Records to use section start

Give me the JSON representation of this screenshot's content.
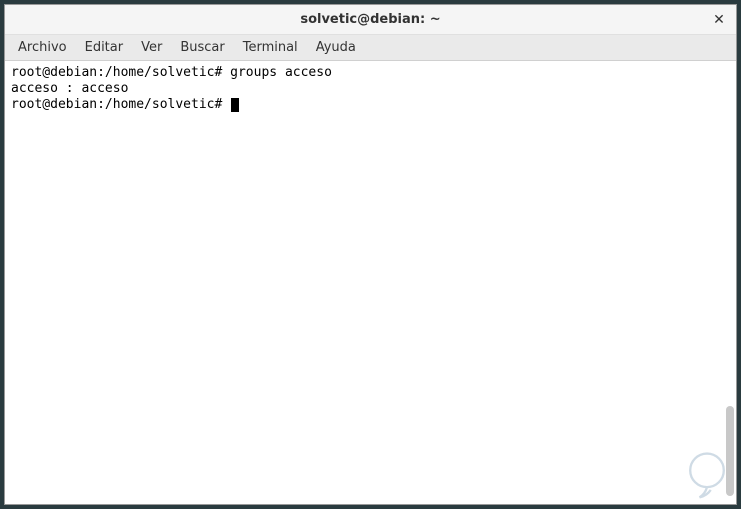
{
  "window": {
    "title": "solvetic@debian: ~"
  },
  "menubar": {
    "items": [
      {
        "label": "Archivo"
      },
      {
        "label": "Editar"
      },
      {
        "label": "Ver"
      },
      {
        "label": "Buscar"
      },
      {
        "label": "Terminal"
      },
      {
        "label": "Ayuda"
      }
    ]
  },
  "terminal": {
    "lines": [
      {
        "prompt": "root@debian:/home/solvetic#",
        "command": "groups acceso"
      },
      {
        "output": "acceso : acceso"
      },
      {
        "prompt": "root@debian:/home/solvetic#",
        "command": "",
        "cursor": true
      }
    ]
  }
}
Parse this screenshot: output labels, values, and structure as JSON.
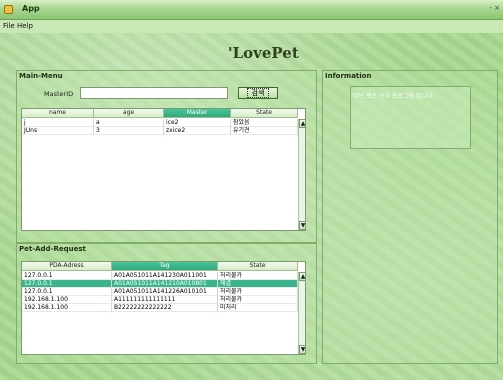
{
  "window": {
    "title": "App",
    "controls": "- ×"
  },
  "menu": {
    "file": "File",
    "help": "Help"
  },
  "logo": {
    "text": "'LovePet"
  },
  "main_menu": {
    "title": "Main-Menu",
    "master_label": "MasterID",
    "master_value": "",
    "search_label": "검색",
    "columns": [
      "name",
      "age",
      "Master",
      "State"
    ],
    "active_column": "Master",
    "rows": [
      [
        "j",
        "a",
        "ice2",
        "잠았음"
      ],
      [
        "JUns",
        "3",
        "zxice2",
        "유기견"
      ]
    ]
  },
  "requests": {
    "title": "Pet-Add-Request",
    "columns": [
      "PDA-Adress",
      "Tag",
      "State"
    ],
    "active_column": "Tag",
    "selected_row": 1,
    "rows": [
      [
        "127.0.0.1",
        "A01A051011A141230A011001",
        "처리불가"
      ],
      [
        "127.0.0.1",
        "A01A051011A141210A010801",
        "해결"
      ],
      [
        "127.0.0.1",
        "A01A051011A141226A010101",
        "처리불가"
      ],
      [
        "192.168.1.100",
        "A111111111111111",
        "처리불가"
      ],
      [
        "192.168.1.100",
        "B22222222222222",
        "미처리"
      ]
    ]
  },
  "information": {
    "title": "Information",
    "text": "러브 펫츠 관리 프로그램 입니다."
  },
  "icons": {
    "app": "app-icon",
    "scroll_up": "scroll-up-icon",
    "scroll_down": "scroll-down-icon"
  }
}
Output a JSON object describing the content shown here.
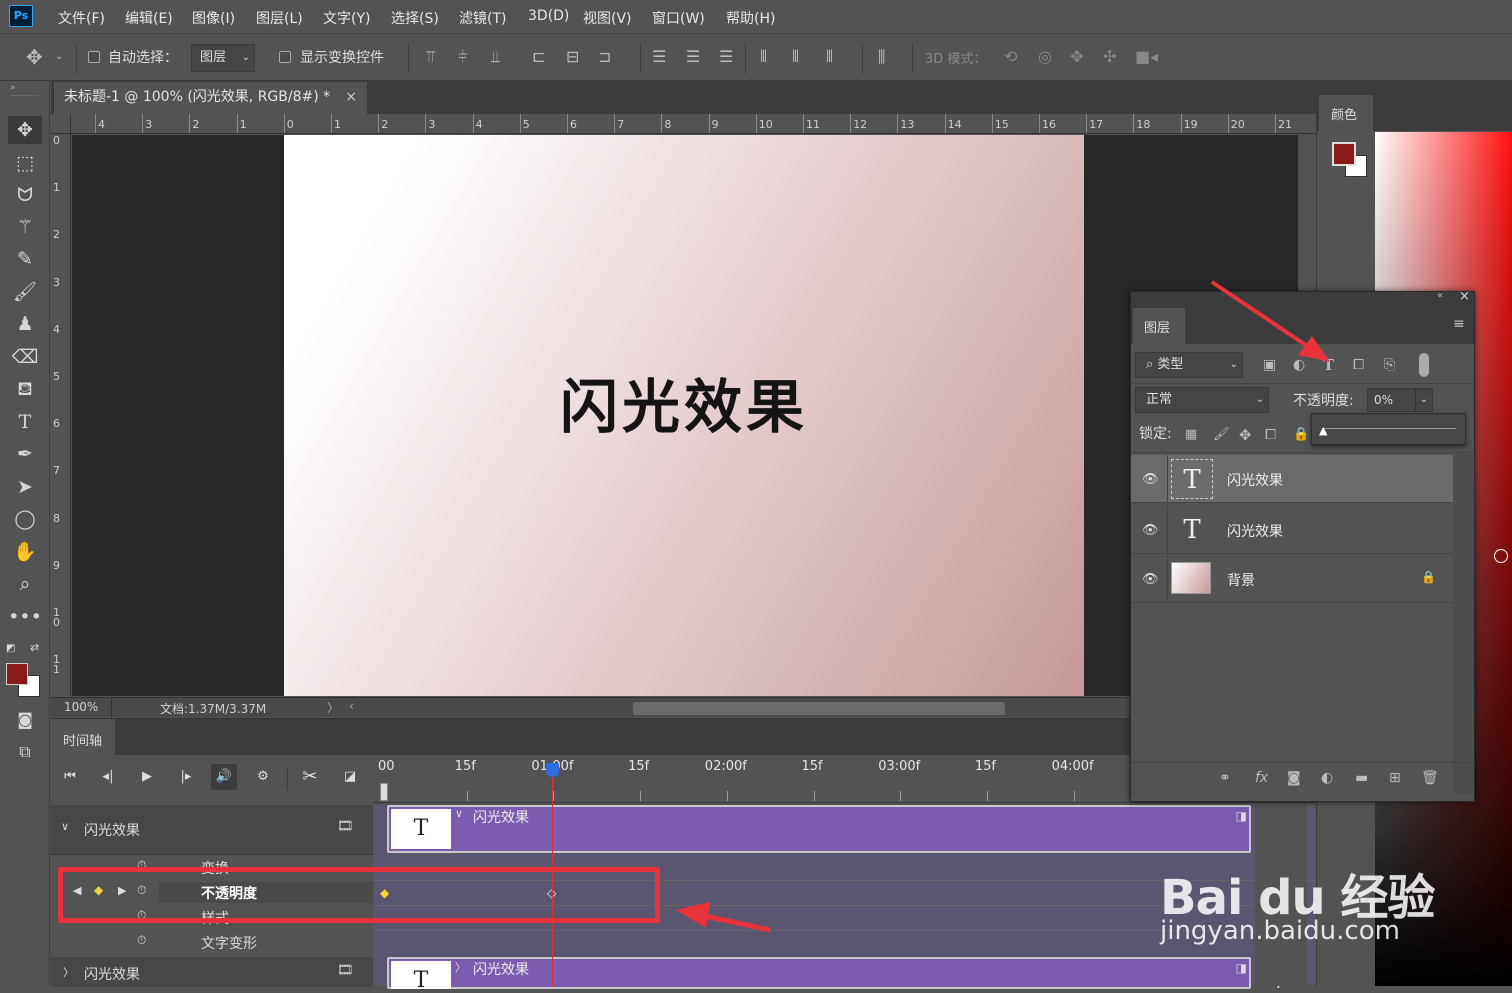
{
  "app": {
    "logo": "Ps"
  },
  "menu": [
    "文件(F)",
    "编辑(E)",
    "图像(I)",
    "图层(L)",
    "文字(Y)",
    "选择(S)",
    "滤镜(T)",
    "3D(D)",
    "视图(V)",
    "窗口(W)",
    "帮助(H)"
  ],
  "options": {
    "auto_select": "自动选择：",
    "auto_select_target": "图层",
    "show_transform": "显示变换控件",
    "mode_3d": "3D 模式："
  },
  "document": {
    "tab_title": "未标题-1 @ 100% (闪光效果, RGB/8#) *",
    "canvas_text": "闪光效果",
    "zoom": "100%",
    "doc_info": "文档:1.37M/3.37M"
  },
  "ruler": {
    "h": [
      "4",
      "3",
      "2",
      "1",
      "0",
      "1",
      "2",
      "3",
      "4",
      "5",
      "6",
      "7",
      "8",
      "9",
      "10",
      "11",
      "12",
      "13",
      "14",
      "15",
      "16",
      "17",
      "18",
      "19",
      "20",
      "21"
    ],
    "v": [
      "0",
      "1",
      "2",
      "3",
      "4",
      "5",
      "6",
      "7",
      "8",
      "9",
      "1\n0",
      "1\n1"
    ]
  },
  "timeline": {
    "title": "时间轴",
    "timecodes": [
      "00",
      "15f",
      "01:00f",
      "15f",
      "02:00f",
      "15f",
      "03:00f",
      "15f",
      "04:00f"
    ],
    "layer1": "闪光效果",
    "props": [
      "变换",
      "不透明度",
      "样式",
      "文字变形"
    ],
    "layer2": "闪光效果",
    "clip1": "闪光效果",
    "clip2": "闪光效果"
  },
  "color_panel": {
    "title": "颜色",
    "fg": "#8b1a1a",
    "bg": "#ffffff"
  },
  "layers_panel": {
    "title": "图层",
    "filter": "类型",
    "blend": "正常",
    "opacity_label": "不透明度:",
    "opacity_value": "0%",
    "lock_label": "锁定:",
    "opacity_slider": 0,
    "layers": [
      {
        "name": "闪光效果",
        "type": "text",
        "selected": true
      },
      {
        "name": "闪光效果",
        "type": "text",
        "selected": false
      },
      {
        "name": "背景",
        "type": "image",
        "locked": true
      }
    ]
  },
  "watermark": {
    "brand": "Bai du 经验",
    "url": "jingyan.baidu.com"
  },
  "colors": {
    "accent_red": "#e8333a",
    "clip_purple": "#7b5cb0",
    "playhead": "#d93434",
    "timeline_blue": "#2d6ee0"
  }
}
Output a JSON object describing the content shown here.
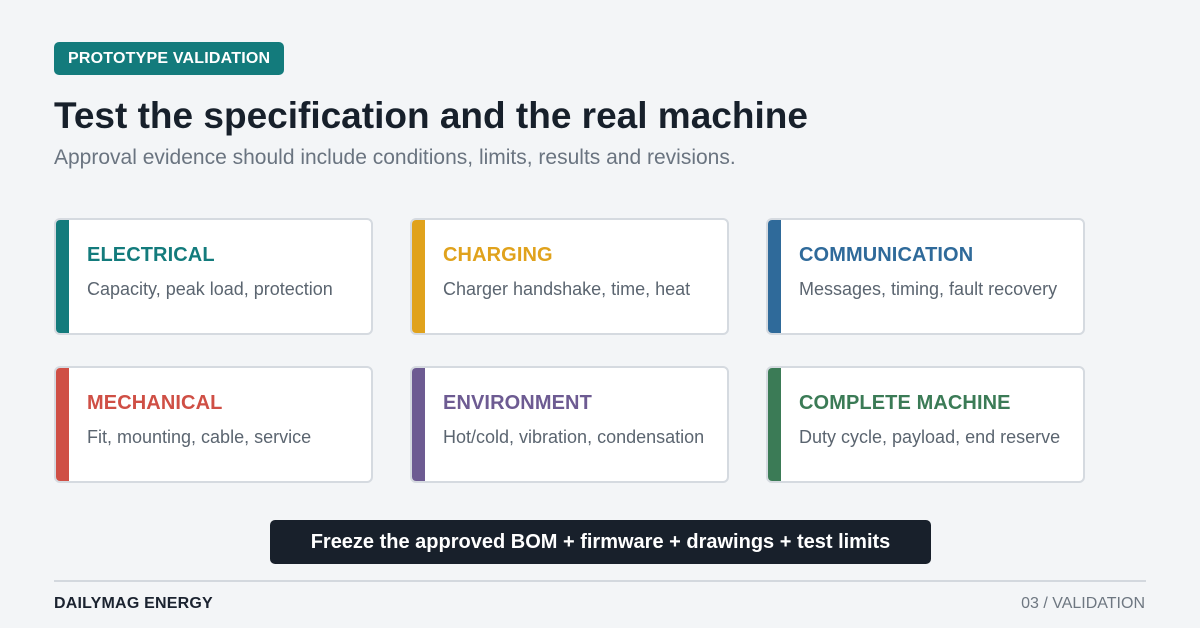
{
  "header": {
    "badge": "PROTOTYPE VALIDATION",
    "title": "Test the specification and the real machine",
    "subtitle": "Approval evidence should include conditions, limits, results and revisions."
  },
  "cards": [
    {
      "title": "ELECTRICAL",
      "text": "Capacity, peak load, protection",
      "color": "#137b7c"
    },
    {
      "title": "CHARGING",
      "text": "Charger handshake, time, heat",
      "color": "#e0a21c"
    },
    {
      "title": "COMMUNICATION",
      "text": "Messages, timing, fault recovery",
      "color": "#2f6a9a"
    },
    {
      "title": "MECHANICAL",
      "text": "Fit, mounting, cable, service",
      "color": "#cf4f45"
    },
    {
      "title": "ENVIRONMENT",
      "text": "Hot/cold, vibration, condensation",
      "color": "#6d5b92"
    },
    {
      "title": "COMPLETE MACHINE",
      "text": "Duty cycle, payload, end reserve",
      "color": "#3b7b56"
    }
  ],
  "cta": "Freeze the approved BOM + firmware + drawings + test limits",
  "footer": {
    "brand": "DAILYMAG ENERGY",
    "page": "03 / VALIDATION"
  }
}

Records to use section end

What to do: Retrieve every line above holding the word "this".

Task response:
Give me the JSON representation of this screenshot's content.
Parse this screenshot: output labels, values, and structure as JSON.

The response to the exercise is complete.